▸ **Your objective**
Which lines below contain "cups"? Copy every one of them.

═══ Data provided ═══

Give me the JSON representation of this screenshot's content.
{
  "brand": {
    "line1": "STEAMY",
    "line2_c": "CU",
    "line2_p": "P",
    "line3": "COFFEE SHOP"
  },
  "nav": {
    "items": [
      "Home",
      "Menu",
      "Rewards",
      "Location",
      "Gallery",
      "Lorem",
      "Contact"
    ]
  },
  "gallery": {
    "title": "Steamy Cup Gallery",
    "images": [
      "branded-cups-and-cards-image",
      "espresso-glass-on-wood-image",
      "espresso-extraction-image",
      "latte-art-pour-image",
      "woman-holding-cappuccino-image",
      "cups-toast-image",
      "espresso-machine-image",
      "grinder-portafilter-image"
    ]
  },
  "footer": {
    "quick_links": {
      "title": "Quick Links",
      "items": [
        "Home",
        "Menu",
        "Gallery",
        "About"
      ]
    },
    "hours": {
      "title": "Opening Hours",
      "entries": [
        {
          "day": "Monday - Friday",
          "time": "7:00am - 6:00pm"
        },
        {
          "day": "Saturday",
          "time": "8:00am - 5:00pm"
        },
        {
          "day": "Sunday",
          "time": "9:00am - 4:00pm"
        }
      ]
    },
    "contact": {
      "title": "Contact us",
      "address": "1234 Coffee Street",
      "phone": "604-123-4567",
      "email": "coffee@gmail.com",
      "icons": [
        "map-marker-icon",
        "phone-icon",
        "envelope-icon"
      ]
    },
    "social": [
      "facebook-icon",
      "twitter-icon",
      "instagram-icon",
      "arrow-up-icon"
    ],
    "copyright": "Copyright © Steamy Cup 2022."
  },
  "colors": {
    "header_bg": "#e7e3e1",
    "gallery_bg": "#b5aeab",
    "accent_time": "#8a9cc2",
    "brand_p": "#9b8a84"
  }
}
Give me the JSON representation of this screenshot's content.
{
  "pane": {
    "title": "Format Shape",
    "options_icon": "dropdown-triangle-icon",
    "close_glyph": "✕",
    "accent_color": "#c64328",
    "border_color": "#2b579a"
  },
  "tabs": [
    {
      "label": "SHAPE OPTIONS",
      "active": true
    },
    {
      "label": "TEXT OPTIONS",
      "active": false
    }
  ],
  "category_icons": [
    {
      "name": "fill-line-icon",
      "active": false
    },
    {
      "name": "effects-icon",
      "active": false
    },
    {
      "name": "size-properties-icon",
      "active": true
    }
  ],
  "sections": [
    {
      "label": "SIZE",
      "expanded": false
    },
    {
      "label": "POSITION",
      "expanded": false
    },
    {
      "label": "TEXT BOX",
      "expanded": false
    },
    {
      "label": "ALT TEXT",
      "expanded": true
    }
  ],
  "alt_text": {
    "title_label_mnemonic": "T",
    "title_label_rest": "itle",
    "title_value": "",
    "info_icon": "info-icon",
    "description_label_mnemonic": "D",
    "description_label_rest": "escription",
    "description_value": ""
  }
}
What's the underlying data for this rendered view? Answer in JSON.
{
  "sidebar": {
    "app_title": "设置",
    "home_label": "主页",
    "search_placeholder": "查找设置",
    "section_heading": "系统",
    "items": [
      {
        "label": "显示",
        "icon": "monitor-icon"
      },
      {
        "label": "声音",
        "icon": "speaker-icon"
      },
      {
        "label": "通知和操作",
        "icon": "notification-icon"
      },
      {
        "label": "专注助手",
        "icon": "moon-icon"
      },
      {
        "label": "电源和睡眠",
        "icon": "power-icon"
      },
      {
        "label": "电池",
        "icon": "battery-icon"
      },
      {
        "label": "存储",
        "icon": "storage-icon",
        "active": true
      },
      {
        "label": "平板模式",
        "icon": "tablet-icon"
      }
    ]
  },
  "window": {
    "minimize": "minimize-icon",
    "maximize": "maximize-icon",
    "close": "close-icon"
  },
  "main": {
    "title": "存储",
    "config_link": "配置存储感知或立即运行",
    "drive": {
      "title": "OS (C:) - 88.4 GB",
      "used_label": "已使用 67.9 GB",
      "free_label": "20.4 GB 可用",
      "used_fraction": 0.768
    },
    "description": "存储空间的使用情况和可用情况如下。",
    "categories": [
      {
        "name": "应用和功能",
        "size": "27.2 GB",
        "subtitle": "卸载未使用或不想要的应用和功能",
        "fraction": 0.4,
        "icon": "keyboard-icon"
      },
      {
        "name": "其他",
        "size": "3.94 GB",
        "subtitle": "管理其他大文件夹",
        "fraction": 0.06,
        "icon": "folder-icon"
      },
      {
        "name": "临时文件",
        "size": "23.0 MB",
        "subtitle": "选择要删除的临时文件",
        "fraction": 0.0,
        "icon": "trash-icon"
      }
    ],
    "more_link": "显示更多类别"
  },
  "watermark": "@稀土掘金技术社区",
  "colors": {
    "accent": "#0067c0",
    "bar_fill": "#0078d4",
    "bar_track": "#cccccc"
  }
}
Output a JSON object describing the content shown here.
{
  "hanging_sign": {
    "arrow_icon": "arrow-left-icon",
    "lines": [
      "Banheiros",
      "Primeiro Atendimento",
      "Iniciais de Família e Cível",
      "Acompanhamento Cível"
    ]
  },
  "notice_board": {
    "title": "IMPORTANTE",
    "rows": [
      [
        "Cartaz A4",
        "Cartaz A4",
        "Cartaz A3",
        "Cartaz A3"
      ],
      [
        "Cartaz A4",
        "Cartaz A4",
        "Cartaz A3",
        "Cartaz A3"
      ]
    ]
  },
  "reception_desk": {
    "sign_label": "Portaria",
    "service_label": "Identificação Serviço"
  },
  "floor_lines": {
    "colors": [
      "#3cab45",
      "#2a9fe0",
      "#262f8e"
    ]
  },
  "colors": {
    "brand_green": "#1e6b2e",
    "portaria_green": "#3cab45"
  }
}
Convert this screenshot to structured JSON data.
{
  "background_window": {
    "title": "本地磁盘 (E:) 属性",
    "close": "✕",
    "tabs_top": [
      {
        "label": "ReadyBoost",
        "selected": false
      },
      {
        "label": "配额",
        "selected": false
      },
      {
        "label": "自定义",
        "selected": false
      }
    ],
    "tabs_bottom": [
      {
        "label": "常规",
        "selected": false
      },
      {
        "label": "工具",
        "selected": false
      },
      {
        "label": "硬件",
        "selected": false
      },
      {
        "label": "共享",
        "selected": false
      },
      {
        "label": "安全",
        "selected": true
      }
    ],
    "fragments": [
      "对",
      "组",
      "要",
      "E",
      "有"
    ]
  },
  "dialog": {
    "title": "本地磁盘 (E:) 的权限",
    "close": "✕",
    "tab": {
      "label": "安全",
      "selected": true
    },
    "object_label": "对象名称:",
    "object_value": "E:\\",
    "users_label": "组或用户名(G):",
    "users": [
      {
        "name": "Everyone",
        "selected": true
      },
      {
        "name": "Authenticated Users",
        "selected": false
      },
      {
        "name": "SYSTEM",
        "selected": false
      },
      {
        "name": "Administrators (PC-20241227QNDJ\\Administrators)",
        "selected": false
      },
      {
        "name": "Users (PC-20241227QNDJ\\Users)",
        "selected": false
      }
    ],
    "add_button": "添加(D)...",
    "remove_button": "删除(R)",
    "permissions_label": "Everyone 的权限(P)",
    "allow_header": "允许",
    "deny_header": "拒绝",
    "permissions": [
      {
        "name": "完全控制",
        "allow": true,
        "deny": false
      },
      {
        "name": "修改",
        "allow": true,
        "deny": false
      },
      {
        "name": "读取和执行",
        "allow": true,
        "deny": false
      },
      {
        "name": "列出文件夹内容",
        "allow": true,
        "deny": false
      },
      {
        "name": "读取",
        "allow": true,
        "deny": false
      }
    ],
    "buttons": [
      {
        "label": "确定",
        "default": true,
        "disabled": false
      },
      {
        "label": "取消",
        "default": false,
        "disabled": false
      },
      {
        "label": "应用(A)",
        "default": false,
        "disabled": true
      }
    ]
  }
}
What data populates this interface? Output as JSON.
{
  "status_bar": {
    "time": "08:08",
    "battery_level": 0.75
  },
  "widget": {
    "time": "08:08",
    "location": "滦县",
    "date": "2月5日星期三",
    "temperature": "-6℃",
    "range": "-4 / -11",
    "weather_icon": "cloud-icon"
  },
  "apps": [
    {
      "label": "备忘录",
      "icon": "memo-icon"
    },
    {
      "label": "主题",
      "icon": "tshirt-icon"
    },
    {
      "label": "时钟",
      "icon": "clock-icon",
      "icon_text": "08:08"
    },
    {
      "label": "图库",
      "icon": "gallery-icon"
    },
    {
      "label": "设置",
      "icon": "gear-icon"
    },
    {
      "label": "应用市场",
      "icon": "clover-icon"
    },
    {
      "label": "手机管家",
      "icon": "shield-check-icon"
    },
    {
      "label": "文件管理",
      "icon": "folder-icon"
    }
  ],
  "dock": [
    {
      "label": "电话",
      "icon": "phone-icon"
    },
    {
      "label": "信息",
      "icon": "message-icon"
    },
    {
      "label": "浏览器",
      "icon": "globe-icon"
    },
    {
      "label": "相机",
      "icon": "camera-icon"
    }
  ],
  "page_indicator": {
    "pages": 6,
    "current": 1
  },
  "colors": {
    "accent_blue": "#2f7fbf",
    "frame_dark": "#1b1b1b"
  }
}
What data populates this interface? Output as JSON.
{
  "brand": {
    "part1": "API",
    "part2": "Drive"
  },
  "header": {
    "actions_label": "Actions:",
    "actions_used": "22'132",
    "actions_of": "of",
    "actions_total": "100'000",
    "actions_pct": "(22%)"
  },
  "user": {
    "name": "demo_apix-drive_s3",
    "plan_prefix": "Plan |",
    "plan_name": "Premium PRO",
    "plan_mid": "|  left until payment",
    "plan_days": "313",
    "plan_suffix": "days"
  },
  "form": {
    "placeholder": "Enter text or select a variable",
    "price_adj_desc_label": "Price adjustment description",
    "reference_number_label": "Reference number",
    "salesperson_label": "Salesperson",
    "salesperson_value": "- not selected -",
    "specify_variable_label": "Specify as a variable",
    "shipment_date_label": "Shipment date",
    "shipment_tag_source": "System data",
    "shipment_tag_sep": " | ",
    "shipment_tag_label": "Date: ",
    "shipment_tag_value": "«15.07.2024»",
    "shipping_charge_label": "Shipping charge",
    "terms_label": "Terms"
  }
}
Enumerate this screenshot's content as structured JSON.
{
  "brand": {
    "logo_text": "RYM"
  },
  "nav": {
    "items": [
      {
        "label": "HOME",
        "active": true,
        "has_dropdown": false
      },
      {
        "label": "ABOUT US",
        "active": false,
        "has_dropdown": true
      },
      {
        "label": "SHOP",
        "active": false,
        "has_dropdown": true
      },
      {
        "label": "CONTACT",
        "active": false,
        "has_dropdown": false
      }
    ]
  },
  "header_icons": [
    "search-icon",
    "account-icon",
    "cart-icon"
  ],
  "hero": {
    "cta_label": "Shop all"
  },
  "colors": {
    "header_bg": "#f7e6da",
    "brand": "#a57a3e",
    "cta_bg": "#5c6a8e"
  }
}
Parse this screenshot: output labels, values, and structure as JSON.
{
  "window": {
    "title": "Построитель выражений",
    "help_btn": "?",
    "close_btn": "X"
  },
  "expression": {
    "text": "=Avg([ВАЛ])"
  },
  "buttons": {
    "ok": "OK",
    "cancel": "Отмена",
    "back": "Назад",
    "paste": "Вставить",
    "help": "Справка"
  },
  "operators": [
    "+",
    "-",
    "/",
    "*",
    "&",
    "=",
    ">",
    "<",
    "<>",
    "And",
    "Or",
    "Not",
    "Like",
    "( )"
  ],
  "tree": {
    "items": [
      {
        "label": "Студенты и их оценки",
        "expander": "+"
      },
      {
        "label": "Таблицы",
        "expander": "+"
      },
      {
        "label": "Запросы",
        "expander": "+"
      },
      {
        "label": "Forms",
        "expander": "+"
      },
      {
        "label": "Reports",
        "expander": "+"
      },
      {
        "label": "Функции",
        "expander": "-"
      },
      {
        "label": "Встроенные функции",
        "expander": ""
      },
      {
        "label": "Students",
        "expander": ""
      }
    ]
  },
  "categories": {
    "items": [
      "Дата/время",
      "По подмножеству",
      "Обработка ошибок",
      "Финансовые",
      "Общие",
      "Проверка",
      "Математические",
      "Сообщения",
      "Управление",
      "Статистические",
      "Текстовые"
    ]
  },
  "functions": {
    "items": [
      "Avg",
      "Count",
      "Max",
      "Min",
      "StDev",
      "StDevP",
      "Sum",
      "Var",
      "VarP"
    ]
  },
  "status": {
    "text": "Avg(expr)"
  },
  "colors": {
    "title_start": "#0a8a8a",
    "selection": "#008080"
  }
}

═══

▸ **Solution to this task**
      "branded-cups-and-cards-image",
      "cups-toast-image",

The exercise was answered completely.